"We are now a company primarily focused on industrial real estate," Bill Hankowsky, chief executive at Malvern-based Liberty Property Trust (and an owner of the Inquirer and, told investors in a statement today. Investors have noticed, and they're not impressed: total returns for LRY are down -7% so far this year, vs. a 9% gain for Bloomberg's Diversified Real Estate Investment Trust index. Liberty now trades at just 13.5 times its trailing "funds from operations" (REITs are managed to minimize profits and taxes, so they brag about cash flow), compared to 25 times at Radnor-based Brandywine Realty Trust (whose total returns are +15% this year.)

Looks bad, no? So it's time to buy, says analyst John Guinee at Stifel & Co. Liberty will be 76% warehouse and industrial once it's done selling blocs of aging suburban offices early next year, and it's undervalued relative to other industrial REITs. He's urging clients buy Liberty at the recent $33 and change a share, and projects a target price at $36.
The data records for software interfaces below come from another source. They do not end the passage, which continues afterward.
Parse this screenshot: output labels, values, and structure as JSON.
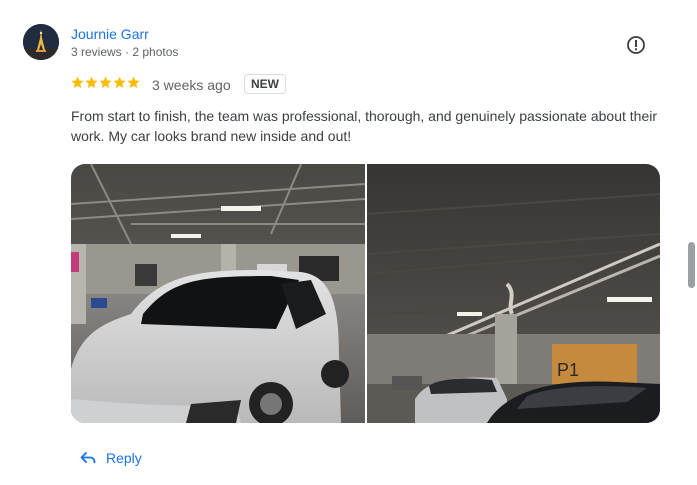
{
  "review": {
    "author": "Journie Garr",
    "author_meta": "3 reviews · 2 photos",
    "rating": 5,
    "time_ago": "3 weeks ago",
    "badge": "NEW",
    "text": "From start to finish, the team was professional, thorough, and genuinely passionate about their work. My car looks brand new inside and out!"
  },
  "photos": [
    {
      "subject": "white sedan in parking garage"
    },
    {
      "subject": "parking garage ceiling with cars, level P1"
    }
  ],
  "garage_sign": "P1",
  "actions": {
    "reply_label": "Reply"
  },
  "icons": {
    "report": "report-icon",
    "reply": "reply-arrow-icon",
    "star": "star-icon"
  },
  "colors": {
    "link": "#1a73e8",
    "star": "#fbbc04",
    "meta": "#5f6368"
  }
}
Liberty says funds from operations are likely to be flat to slightly higher next year. "This change is positive for the company, but the positive impact will not be reflected in our operating results until the proceeds from the sale have been fully deployed," which isn't expected til late in 2014. Meantime Liberty is leaving the door open to some high-profile new office projects, which Philadelphia real estate observers expect may include the long-awaited second Comcast office tower next to the company headquarters Liberty developed in the mid-2000s.